With the pandemic easing, consumers and cold food processing providers have settled into a new normal. “New” applies to just about everything – what consumers are choosing to eat, how it’s being purchased and how it’s being distributed. Builders in the cold food processing space are meeting growing demands and there are no signs of it slowing down. According to MarketsandMarkets, the cold chain is expected to be valued at $10.2 billion by 2026. That’s up from $4.7 billion in 2021. Further, CRBE predicts the need for cold storage space to increase by 100 million square feet in the same time period.
Healthier Frozen Foods
Many consumers are shifting to a healthier lifestyle post-pandemic. A recent study by the American Frozen Food Institute (AFFI) indicates that many consumers are seeking a wider selection of frozen foods made with fewer, and more premium, ingredients, particularly with dairy and pet food clients. The AFFI study showed more than half of shoppers are purchasing more frozen foods, 58% are purchasing different kinds of frozen foods and 57% are purchasing different brands than they did pre-pandemic. This shift is a driver for the increase in cold storage demand and is expected to maintain pace through 2022.
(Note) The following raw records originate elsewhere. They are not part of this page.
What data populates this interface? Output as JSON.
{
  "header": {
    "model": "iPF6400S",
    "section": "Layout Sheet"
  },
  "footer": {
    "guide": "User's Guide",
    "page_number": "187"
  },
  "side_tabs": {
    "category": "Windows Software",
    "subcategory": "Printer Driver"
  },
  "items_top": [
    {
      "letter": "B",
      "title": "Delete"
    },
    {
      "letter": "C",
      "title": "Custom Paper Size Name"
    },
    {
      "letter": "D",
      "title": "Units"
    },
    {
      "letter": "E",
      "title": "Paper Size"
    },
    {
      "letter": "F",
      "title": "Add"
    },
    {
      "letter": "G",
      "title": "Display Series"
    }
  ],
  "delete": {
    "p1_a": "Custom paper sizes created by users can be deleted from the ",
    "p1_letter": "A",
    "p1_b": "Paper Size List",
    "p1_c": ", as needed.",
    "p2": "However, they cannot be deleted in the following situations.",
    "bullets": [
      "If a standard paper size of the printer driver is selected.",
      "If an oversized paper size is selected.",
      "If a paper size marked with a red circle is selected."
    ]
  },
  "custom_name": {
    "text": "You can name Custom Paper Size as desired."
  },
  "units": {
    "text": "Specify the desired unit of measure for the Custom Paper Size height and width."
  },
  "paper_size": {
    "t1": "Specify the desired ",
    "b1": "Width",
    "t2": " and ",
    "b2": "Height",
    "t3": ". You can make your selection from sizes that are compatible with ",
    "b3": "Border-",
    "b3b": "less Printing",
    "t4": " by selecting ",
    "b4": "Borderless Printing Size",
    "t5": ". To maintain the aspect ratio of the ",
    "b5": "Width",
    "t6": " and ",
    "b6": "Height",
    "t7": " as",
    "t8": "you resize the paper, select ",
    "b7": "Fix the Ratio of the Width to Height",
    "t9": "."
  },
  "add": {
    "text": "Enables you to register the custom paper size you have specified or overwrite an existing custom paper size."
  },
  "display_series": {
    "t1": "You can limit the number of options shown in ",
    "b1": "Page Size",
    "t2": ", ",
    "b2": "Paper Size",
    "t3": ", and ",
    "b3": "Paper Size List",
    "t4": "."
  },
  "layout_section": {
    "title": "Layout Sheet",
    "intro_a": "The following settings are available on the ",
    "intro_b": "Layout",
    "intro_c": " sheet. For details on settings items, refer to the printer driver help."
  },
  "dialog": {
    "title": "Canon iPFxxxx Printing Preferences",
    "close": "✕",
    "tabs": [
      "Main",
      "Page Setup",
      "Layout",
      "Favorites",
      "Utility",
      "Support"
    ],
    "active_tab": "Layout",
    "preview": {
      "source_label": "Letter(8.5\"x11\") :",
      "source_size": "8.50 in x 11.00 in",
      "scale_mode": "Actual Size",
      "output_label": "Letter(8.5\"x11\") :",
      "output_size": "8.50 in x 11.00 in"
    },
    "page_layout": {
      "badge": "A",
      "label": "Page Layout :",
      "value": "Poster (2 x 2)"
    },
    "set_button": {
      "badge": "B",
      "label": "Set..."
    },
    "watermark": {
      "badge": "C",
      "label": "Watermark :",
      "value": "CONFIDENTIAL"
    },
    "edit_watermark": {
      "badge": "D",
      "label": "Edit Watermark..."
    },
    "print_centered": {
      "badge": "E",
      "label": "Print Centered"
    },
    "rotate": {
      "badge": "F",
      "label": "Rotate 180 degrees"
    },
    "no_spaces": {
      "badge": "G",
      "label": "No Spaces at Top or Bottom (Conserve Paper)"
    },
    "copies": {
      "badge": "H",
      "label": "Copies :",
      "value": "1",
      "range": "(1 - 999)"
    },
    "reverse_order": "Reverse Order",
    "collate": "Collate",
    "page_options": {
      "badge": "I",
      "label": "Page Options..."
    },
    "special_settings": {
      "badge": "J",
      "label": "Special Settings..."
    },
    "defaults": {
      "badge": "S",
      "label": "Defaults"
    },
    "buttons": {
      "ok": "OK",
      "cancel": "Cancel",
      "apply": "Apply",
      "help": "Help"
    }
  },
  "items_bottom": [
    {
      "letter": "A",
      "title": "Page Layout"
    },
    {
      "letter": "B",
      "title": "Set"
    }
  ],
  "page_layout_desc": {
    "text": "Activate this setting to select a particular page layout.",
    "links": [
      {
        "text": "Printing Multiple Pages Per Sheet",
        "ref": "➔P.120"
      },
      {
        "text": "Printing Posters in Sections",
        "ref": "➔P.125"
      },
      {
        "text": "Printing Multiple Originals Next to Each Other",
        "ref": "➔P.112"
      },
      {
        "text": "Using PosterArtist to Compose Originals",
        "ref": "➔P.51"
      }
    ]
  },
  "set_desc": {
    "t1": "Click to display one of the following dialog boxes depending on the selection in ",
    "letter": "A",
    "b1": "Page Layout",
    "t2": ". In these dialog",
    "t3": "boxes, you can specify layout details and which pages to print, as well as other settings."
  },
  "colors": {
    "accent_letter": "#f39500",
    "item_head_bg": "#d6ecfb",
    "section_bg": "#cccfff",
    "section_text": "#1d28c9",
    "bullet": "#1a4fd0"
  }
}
Another focus among cold food processors is omnichannel retail. A seamless shopping experience through all available channels (in-store, curbside pick-up, home delivery, etc.) has shifted consumer expectations. Immediate access to goods, 24-hour responsiveness and the ability to purchase in “eaches” (individual amounts) is the norm.
The packaging and order fulfillment challenges that have resulted from this shift have pushed cold food processing providers to re-think their approach to food storage and logistics. Many are choosing to produce finished goods that can be shipped directly to retailers or even customers.
For example, some protein processing clients are adding blast freezers at their plants to eliminate the burden of transporting product off site to be frozen and packaged before reaching a distribution center. Onsite blast freezing makes them more agile and able to respond to the changing environment. In addition, many protein processers are improving value-added services be installing variable retention freezers (VRTs). The VRT improves case quality and allows for case selection at the plant.
If you ask any cold food processing provider what their No.1 challenge is, their answer is almost always workforce retention. Labor has been a burning issue for over a decade: add to it the Great Resignation and you have an industry in need of a new approach.
Automation is key. In the past, owners justified automation costs against existing labor. Now, with a diminishing labor pool, owners view automation as an essential element to sustaining the supply chain.
Automation trends that have been to be successful for cold food processing providers tackling the labor shortage include:
- Automated Storage & Retrieval Systems: Automatically retrieve stored products.
- Automated Guided Vehicles (AGVs): Driverless vehicles to move product through a plant.
- Palletizers & De-Palletizers: Stack or remove cases on pallets.
- Automated Packaging, Labeling & Wrapping: The last step in preparing finished goods for direct shipment to retailers or consumers.
These solutions move product efficiently and safely through the plant and allow for a more flexible, coordinated and trackable product flow.
Warehouse Management Systems (WMS)
A WMS is software used to manage warehouse operations. While this technology has been around for years, new adaptions include the ability to connect with onsite automation equipment and implement algorithms that automate functions and gather data.
Implementing WMS software is an expensive and long-term commitment but many firms have in-house experts providing consulting services to minimize challenges like under-utilizing features, missing or duplicating essential steps, or not understanding how software can connect. The goal is to help customers have a clear view into their operations and make informed decisions about production, which is crucial for optimization. Additional benefits include better inventory management, reduced human error, cost and space efficiencies and faster order fulfillment.
Digital Supply Chain
The Internet of Things (IoT) is rapidly changing supply chain management. Cold food processing providers have access to more data from more devices and software than ever before. This information has the potential to form an integrated network that gives owners a global view of inventory in real time. Augmented reality, artificial intelligence and machine learning are all on the horizon and expected to result in better decision making throughout the supply chain, from inventory and intralogistics to weather and delivery routes.
A study by Gartner, a technological research and consulting firm, found 85% of investors value environmental, social and governance criteria when making investments. This trend has pushed cold food processing providers to explore carbon neutrality as a way of engaging stakeholders. Carbon neutrality (or net zero carbon) encourages owners to change their behavior on high-emission activities. They can also offset emissions generated by their facilities by reducing them elsewhere. Carbon neutrality builds off the foundation put in place by the U.S. Green Building Council, which has been an industry standard for over a decade.
By keeping on top of these industry trends, cold food processors can overcome disruption and remain competitive in 2022 and beyond.